Let’s also remember that clients aren’t trained at giving feedback. When they make a subjective statement like “I don’t like green”, they might actually be trying to tell you that they don’t think the green works. It’s on you to figure that out, though. Ask the right questions to steer them back from that subjective answer.
“Do you think the green decreases the likelihood of a user achieving their goal? If so, can you elaborate?” (Insert your own specific goal there.)
You’ll most likely get an answer like “I don’t know. I just don’t like it.” It’s at this point that you better have a non-subjective reason for why you used that green. And give that reasoning in an objective manner. You don’t want to fight their subjectivity with your own.
But, on the off-chance that the answer is “Yes!”, ask for specifics on how. The client may have a valid point that you hadn’t thought of.
It is extremely rare—even after you have been through the whole preparation process of Information Architecture meetings, mood boards and wireframes—that a customer will sign off that very first design concept.
As such, the design process is built on successive iterations. Whilst these will—in most cases—ensure that everyone (or, at least, the customer) is happy by the end of the process, each iteration takes time.
Design iterations cost money
The more iterations that you go through costs you or your company more money. Most design firms have their own particular stages in design presentation, and so iterations will cost more or less depending on your exact process. However, unless you are billing time and materials through the whole process (very unusual in the market sector that I work in), the main point is that every, single iteration eats into your profit margin.
In my experience, many designers are not particularly financially aware: to them, making sure that the end result is right is far more important. This is, of course, a recipe for bankruptcy.
Most outputs are not subjective and can be measured
Think back to the manager who wouldn’t manage designers because he “didn’t understand design”: he had fallen into the trap of thinking that design was purely subjective, and he was intimidated by the mystique surrounding design.
This manager felt that he couldn’t judge, subjectively, whether something was a good design or not.
However, what he could have done was to find some way of measuring my effectiveness in regards to what the company needs to do—make a profit.
There are a number of ways to approach this, including looking at how many other resources it takes to implement the design. However, in the context of what we have been talking about, there is one, simple way to understand whether your designers are providing good value for money through proper engagement with your clients.
Measuring a designer’s effectiveness
A good designer is not simply one who can judge spacing, or colour complements, or can use Photoshop or Fireworks, or whatever: a good designer is one who can communicate with the client, tease out their true drivers, and create designs in response to good, solid data.
So, I would like to propose that you start to judge your designers not simply on how whizzy or pretty their designs are, nor even how accurately those designs fulfil the customers’ goals.

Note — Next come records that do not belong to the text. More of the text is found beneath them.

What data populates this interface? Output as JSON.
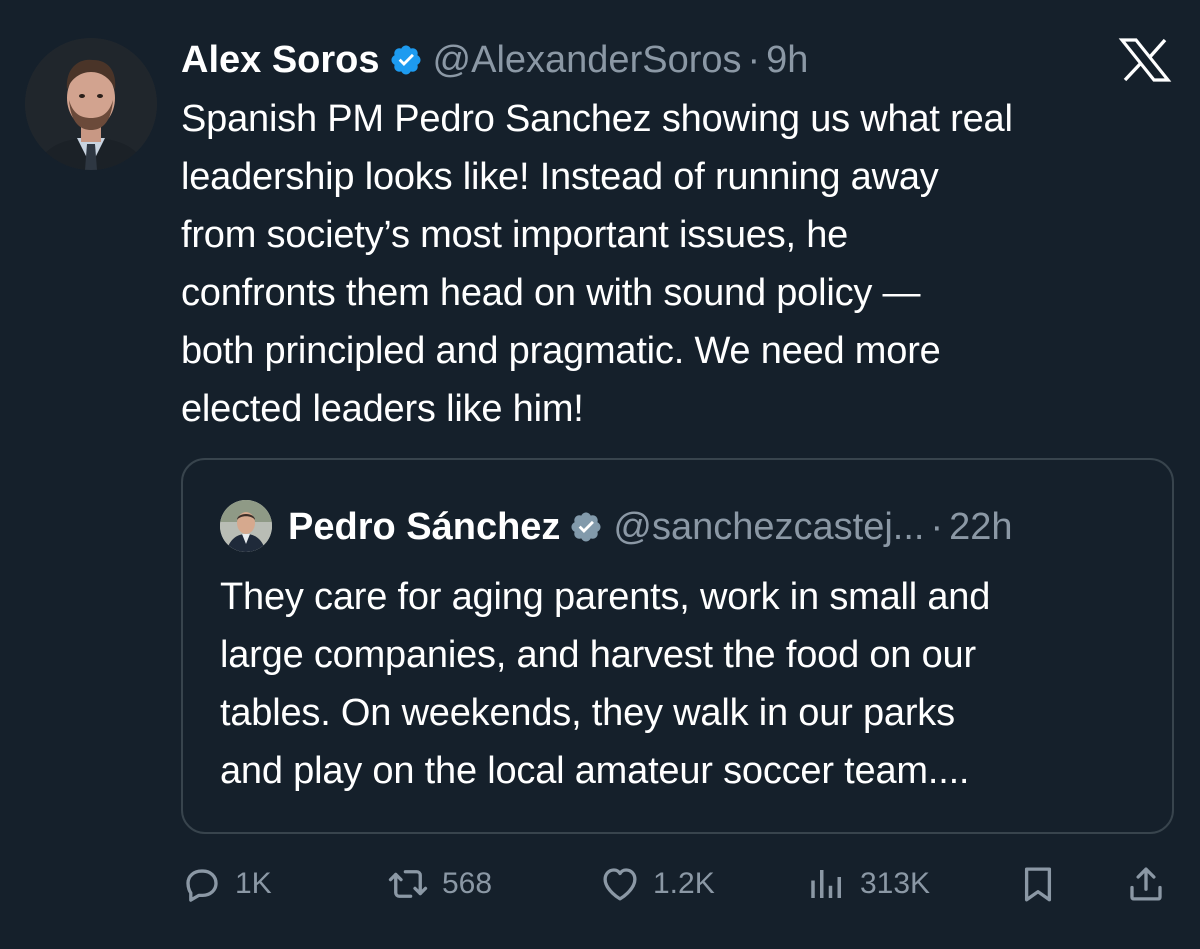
{
  "tweet": {
    "author_name": "Alex Soros",
    "handle": "@AlexanderSoros",
    "separator": "·",
    "time": "9h",
    "text": "Spanish PM Pedro Sanchez showing us what real\nleadership looks like! Instead of running away\nfrom society’s most important issues, he\nconfronts them head on with sound policy —\nboth principled and pragmatic. We need more\nelected leaders like him!"
  },
  "quoted": {
    "author_name": "Pedro Sánchez",
    "handle": "@sanchezcastej...",
    "separator": "·",
    "time": "22h",
    "text": "They care for aging parents, work in small and\nlarge companies, and harvest the food on our\ntables. On weekends, they walk in our parks\nand play on the local amateur soccer team...."
  },
  "actions": {
    "replies": "1K",
    "reposts": "568",
    "likes": "1.2K",
    "views": "313K"
  },
  "icons": {
    "verified": "verified-badge-icon",
    "platform": "x-logo-icon",
    "reply": "reply-icon",
    "repost": "repost-icon",
    "like": "heart-icon",
    "views": "views-icon",
    "bookmark": "bookmark-icon",
    "share": "share-icon"
  },
  "colors": {
    "background": "#15202b",
    "primary_text": "#ffffff",
    "secondary_text": "#8b98a5",
    "verified_badge": "#1d9bf0",
    "quote_verified_badge": "#829aab",
    "border": "#38444d"
  }
}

Your really good, productive designers—the ones who know how to communicate with clients and understand their needs the best—are the ones who achieve all of the above in the fewest possible iterations.
Measure this, and you will have a good idea as to which of your designers are listening to the customer, communicating clearly, and then applying their own creativity in a focused, sensible manner.
Whilst monitoring iterations is far from being a silver bullet, it will give you a objective, measurable platform to start from; you can then start to look around at the other factors which might help to streamline your design processes, and deliver better solutions to your customers—whilst also increasing profitability.